I have a migraine and, like @knzhou, don't want to read the paper in detail. Maybe I'll come back to it. But I want to say something about how quantum mechanics works.
In the mathematics of quantum mechanics, you have wavefunctions or quantum states, and you have "observables". In the original, sensible, self-consistent interpretation of quantum mechanics, the observables are what is real, and the wavefunctions and quantum states are a way to predict the values of observables.
The confusion entered when people started talking about wavefunctions as what is real. This was possible, first of all, because there are wavefunctions (called eigenstates) which imply that a specific observable (position, momentum, whatever) takes a specific value with 100% probability. So it became easy to say that "the quantum state is in the position eigenstate for x=x0" is the same thing as "the particle is at the position x=x0".
But then once you say the quantum state is a physical thing, then you will also be ascribing reality to something like "the superposition of the position eigenstate for x=x0, with sqrt(-1) times the position eigenstate for x=x1".

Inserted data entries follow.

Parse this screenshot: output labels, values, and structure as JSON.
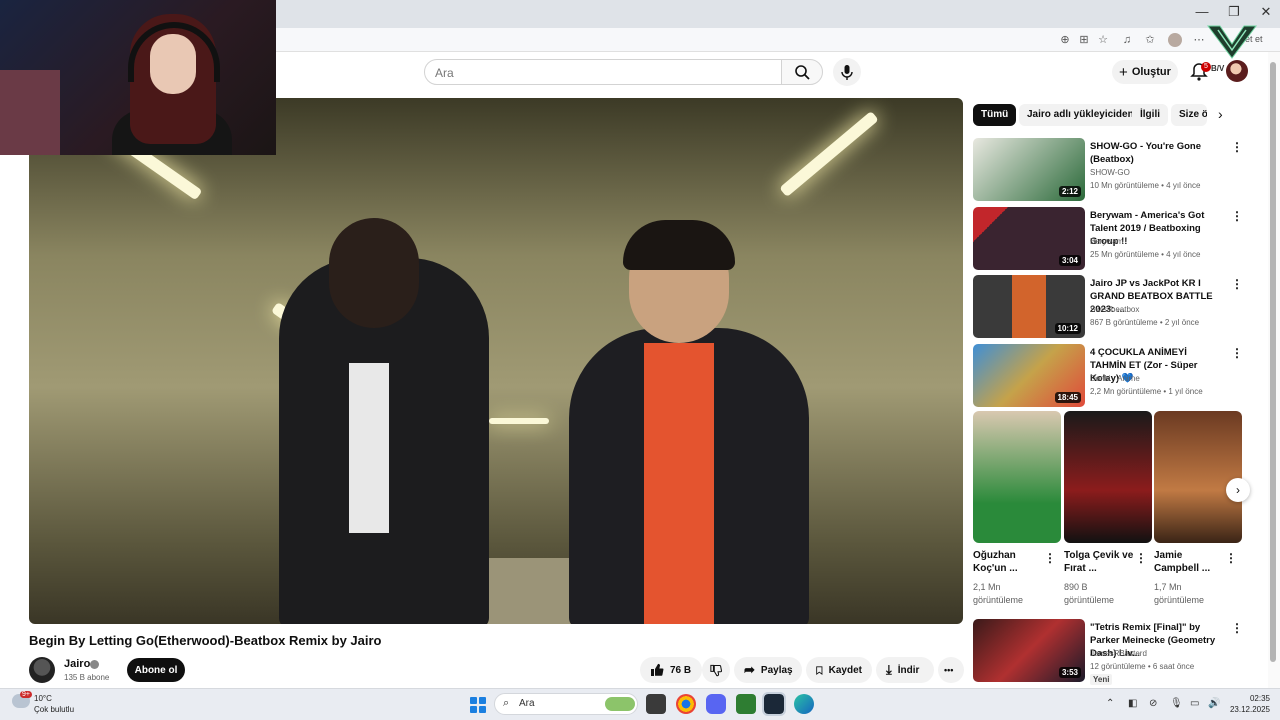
{
  "browser": {
    "window_controls": {
      "minimize": "—",
      "restore": "❐",
      "close": "✕"
    },
    "toolbar_icons": [
      "translate-icon",
      "grid-icon",
      "star-icon",
      "media-icon",
      "favorites-icon",
      "collections-icon",
      "profile-icon",
      "more-icon"
    ]
  },
  "header": {
    "search_placeholder": "Ara",
    "create_label": "Oluştur",
    "notification_count": "5",
    "corner_text": "bet et",
    "logo_text": "B/V"
  },
  "video": {
    "title": "Begin By Letting Go(Etherwood)-Beatbox Remix by Jairo",
    "channel": "Jairo",
    "subscribers": "135 B abone",
    "subscribe_label": "Abone ol",
    "likes": "76 B",
    "share_label": "Paylaş",
    "save_label": "Kaydet",
    "download_label": "İndir",
    "more_label": "•••"
  },
  "chips": [
    "Tümü",
    "Jairo adlı yükleyiciden",
    "İlgili",
    "Size ö"
  ],
  "recommendations": [
    {
      "title": "SHOW-GO - You're Gone (Beatbox)",
      "channel": "SHOW-GO",
      "meta": "10 Mn görüntüleme • 4 yıl önce",
      "duration": "2:12",
      "thumb_color": "#2b6a3a"
    },
    {
      "title": "Berywam - America's Got Talent 2019 / Beatboxing Group !!",
      "channel": "Berywam",
      "meta": "25 Mn görüntüleme • 4 yıl önce",
      "duration": "3:04",
      "thumb_color": "#3a2430"
    },
    {
      "title": "Jairo JP vs JackPot KR I GRAND BEATBOX BATTLE 2023: ...",
      "channel": "Swissbeatbox",
      "meta": "867 B görüntüleme • 2 yıl önce",
      "duration": "10:12",
      "thumb_color": "#d2642c"
    },
    {
      "title": "4 ÇOCUKLA ANİMEYİ TAHMİN ET (Zor - Süper Kolay) 💙",
      "channel": "Donki - Anime",
      "meta": "2,2 Mn görüntüleme • 1 yıl önce",
      "duration": "18:45",
      "thumb_color": "#c5a24a"
    }
  ],
  "shorts": [
    {
      "title": "Oğuzhan Koç'un ...",
      "views": "2,1 Mn görüntüleme",
      "color": "#2a8a3a"
    },
    {
      "title": "Tolga Çevik ve Fırat ...",
      "views": "890 B görüntüleme",
      "color": "#8c1c1c"
    },
    {
      "title": "Jamie Campbell ...",
      "views": "1,7 Mn görüntüleme",
      "color": "#c17a44"
    }
  ],
  "rec_bottom": {
    "title": "\"Tetris Remix [Final]\" by Parker Meinecke (Geometry Dash) Liv...",
    "channel": "JamesRBasterd",
    "meta": "12 görüntüleme • 6 saat önce",
    "duration": "3:53",
    "badge": "Yeni"
  },
  "taskbar": {
    "weather_badge": "9+",
    "temperature": "10°C",
    "condition": "Çok bulutlu",
    "search_placeholder": "Ara",
    "time": "02:35",
    "date": "23.12.2025"
  }
}
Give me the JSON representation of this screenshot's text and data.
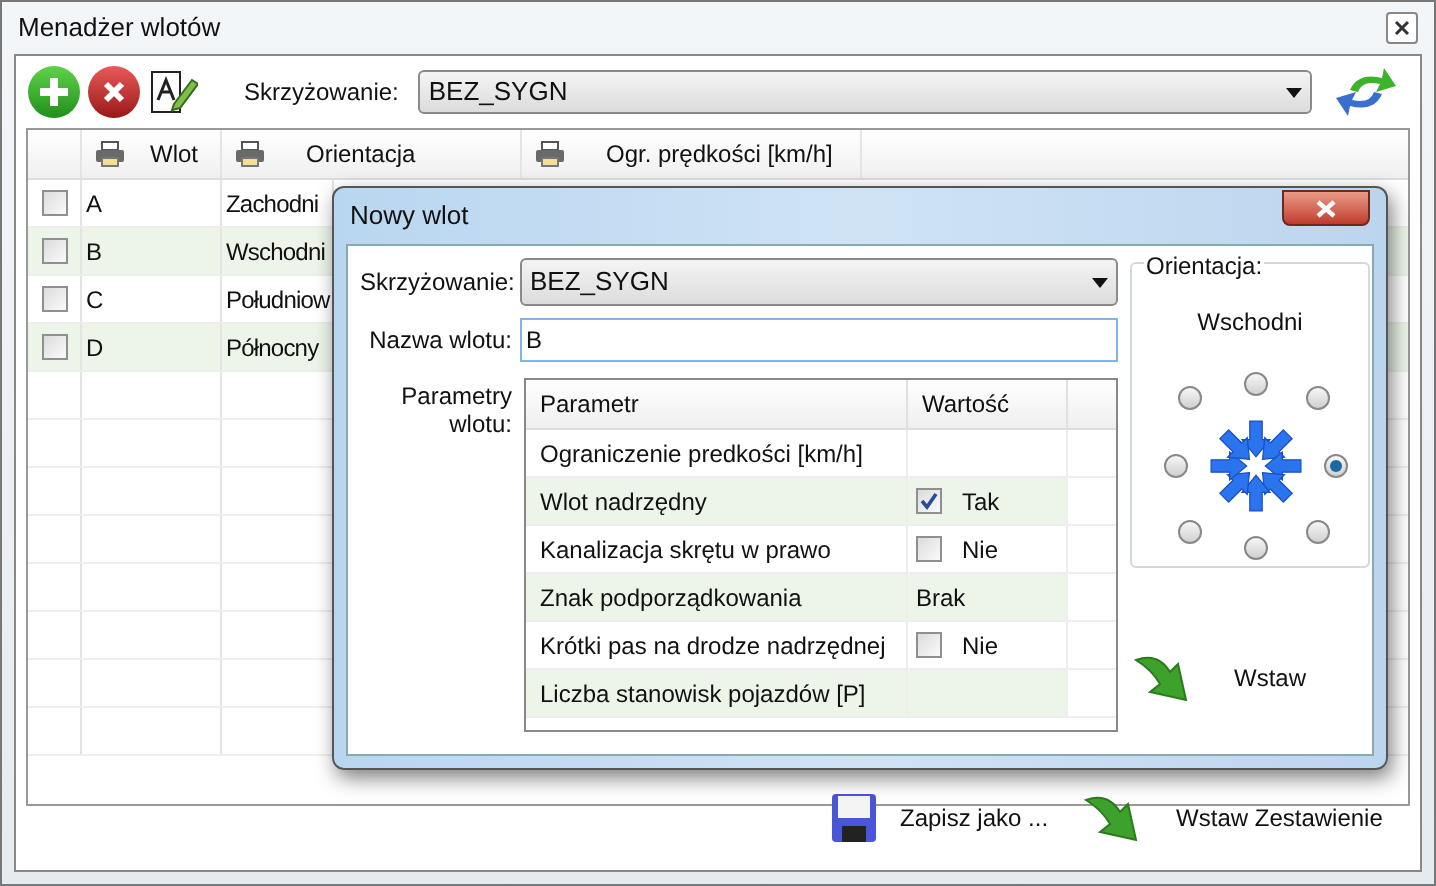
{
  "window": {
    "title": "Menadżer wlotów"
  },
  "toolbar": {
    "intersection_label": "Skrzyżowanie:",
    "intersection_value": "BEZ_SYGN"
  },
  "table": {
    "columns": [
      "Wlot",
      "Orientacja",
      "Ogr. prędkości [km/h]"
    ],
    "rows": [
      {
        "checked": false,
        "cells": [
          "A",
          "Zachodni"
        ]
      },
      {
        "checked": false,
        "cells": [
          "B",
          "Wschodni"
        ]
      },
      {
        "checked": false,
        "cells": [
          "C",
          "Południow"
        ]
      },
      {
        "checked": false,
        "cells": [
          "D",
          "Północny"
        ]
      }
    ]
  },
  "dialog": {
    "title": "Nowy wlot",
    "intersection_label": "Skrzyżowanie:",
    "intersection_value": "BEZ_SYGN",
    "name_label": "Nazwa wlotu:",
    "name_value": "B",
    "params_label": "Parametry wlotu:",
    "params_columns": [
      "Parametr",
      "Wartość"
    ],
    "params": [
      {
        "name": "Ograniczenie predkości [km/h]",
        "kind": "empty"
      },
      {
        "name": "Wlot nadrzędny",
        "kind": "checkbox",
        "checked": true,
        "value": "Tak"
      },
      {
        "name": "Kanalizacja skrętu w prawo",
        "kind": "checkbox",
        "checked": false,
        "value": "Nie"
      },
      {
        "name": "Znak podporządkowania",
        "kind": "text",
        "value": "Brak"
      },
      {
        "name": "Krótki pas na drodze nadrzędnej",
        "kind": "checkbox",
        "checked": false,
        "value": "Nie"
      },
      {
        "name": "Liczba stanowisk pojazdów [P]",
        "kind": "empty"
      }
    ],
    "orientation": {
      "label": "Orientacja:",
      "value": "Wschodni",
      "options": [
        {
          "selected": false
        },
        {
          "selected": false
        },
        {
          "selected": true
        },
        {
          "selected": false
        },
        {
          "selected": false
        },
        {
          "selected": false
        },
        {
          "selected": false
        },
        {
          "selected": false
        }
      ]
    },
    "insert_button": "Wstaw"
  },
  "footer": {
    "save_button": "Zapisz jako ...",
    "insert_button": "Wstaw Zestawienie"
  }
}
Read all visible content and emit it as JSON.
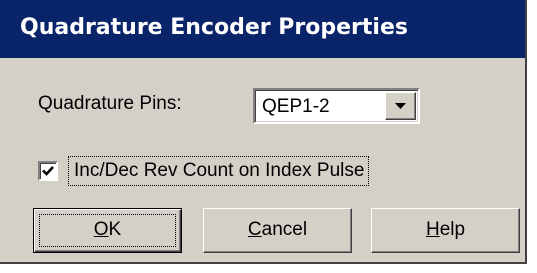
{
  "window": {
    "title": "Quadrature Encoder Properties"
  },
  "pins": {
    "label": "Quadrature Pins:",
    "selected": "QEP1-2"
  },
  "index_option": {
    "label": "Inc/Dec Rev Count on Index Pulse",
    "checked": true
  },
  "buttons": {
    "ok": {
      "mnemonic": "O",
      "rest": "K"
    },
    "cancel": {
      "mnemonic": "C",
      "rest": "ancel"
    },
    "help": {
      "mnemonic": "H",
      "rest": "elp"
    }
  },
  "colors": {
    "titlebar": "#0a246a",
    "face": "#d4d0c8"
  },
  "icons": {
    "dropdown": "chevron-down-icon",
    "check": "checkmark-icon"
  }
}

So suppose we don't go there. We stick to the original mathematical division of labor: observables are the only thing that's real, wavefunctions are just a tool of calculation. The next question might be, which observables actually take values, and when and where do they do so?
This is a question because not all possible observables can be real at the same time, as a consequence of the uncertainty principle. The Copenhagen interpretation set a minimum level of reality: at least those things that are measured, must exist in some sense. If they weren't real, they couldn't have been measured.
However, you don't actually have to define quantum mechanics in this observer-centric way. Something called "consistent histories" gives you a mathematical method for assigning quantum-mechanical probabilities to very general sequences of observables. You can posit that there is plenty of unobserved reality, just so long as the actually real observables are "decohered" with respect to each other.
For some reason this ontological option is relatively unexplored. But it definitely nullifies the argument for many worlds in this paper. I didn't get into the details, but clearly their argument involves saying that observers are made of wavefunctions or inhabit wavefunctions, and can engage in coherent interactions.
If you insist that observables are the only real things, and that they must be decohered, then you simply can't have an "observer in a quantum coherent state". If you did try to engineer such a thing, then according to an observables-only ontology, there would just be a gap in the universe's actual history for the duration of the coherence, rather than the many-worlds scenario of multiple copies of an observer somehow coexisting.
The closest they come to addressing this possibility is when they mention "collapse theories", which they classify as a modification of quantum mechanics. A collapse theory indeed resembles a "consistent history" in which wavefunctions and observables are both physical, and the observables are held to result from wavefunction collapse into an eigenstate. (This formal affinity between consistent histories and collapse theories is another fact that seems to have largely escaped notice.)